It also only has one HOF-er, Luis Aparicio. Some current MLB stars, besides the aforementioned Ramos, are from the country, including Miguel Cabrera, King Felix, Anibal Sanchez, K-Rod, Sandoval, and Victor Martinez. Recent stars like Bobby Abreu, Johan Santana, Andres Galaragga, Magglio, Omar Vizquel, and Dave Concepcion are also from the country.
One idea I had for a team name was the Libertadores, after Simon Bolivar (aka the George Washington of South America), Caracas native. But it’s sort of naming it after one guy, and that just isn’t really done in MLB. So instead, I went with the llaneros. These are not only the cowboys of Venezuela, much like the gauchos of Argentina, but they are the original cowboys of the Americas. Borrowing some concepts from the Wyoming Cowboys, here’s the logo Caracas Llaneros:
The silhouette idea is from Wyoming for sure – it’s the first thing I thought of with the idea. I also used the colors of the flag here, and the stars on top are taken directly from the Venezuelan flag.
Drink of choice during the game: I’ve never been to Venezuela, and I haven’t been able to interview Ozzie Guillen to see what he’s likes to drink before his press conferences. But the internets tells me beer is very big there, and Polar is the biggest brewer. So we’ll go with a nice cold bottle of Polar Pilsner.
Mapping it Out
There you have it, some justification for some cities that should be considered for eventual expansion to Latin America. And, in the case of Mexico City and Caracas, some reasons why they wouldn’t work as well, although deserve mention for their sizable fanbases and devotion to baseball.
I don’t want to get too hung up on which division would make the most sense, but in terms of travel times, these cities might not bad as bad as you might think. Havana is so close to Miami that the difference in times there are negligible. Monterrey could line up well with the West cities – the furthest flight in the NL West would be from SF, 3 1/2 hours away. It takes just under 4 hours to fly from New York or Washington to San Juan, and a little bit less to Santo Domingo. This is about an hour longer than the New York to Miami flight.
In other words, the longest flights for the four teams I picked here compare well with some other extreme ends of the current divisions. In the AL West, Seattle to Houston is just over 4 hours, less than SF-Monterrey. In the AL East, Boston to Tampa is 3 hours, and the Central divisions… well, the Centrals could take buses to play each other.

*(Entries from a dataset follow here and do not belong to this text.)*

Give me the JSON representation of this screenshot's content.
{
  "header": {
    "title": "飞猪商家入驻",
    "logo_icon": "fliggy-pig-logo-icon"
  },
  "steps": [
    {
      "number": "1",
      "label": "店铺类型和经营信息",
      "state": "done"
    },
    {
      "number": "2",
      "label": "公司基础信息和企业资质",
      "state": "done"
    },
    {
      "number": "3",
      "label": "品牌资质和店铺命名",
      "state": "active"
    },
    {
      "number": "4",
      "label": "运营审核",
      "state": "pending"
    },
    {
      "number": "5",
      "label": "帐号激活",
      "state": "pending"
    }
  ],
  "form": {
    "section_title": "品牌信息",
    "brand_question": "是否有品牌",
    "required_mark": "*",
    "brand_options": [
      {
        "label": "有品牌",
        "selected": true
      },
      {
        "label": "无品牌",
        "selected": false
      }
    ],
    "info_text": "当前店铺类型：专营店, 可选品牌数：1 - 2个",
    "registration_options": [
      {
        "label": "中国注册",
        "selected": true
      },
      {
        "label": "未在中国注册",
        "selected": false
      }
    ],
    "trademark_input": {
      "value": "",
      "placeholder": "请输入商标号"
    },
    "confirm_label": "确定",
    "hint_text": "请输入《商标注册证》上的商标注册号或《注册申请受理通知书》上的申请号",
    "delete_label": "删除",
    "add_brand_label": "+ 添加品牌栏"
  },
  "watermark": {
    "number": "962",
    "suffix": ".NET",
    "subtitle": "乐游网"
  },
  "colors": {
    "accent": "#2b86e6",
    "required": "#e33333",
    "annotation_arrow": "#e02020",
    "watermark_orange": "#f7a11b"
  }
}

But in general, this isn’t a logistical nightmare, in terms of distance, which is part of the reason why I picked these cities.
So, just because I like maps, I created something similar to the CBS Sports map of MLB teams to throw in the expansion teams in the south. Here’s the original:
And here’s the southern view:
That’s all I’ve got. You got any cities that would fit better? Or maybe a different mascot or logo? Share your ideas on the comments.
*Perhaps, if MLB expansion is too ambitious, another idea would be to create minor league teams down there, beyond the pro winter leagues, which are affiliated with MLB. One way to do this would be to expand a current minor league, or move low-drawing teams. This could certainly work, but a more ambitious idea might be to create a new regular season minor league.
This new league could be a lower-tier league focused on developing young players from the region. It would give them the opportunity to learn how to live as a pro player and deal with the travel and the atmosphere of an actual team, without making them move to the mainland US. Think of it as a step above a Dominican academy. Then they can move on to high-A or whatever in the mainland and still get to form a relationship with the rest of their future MLB teammates.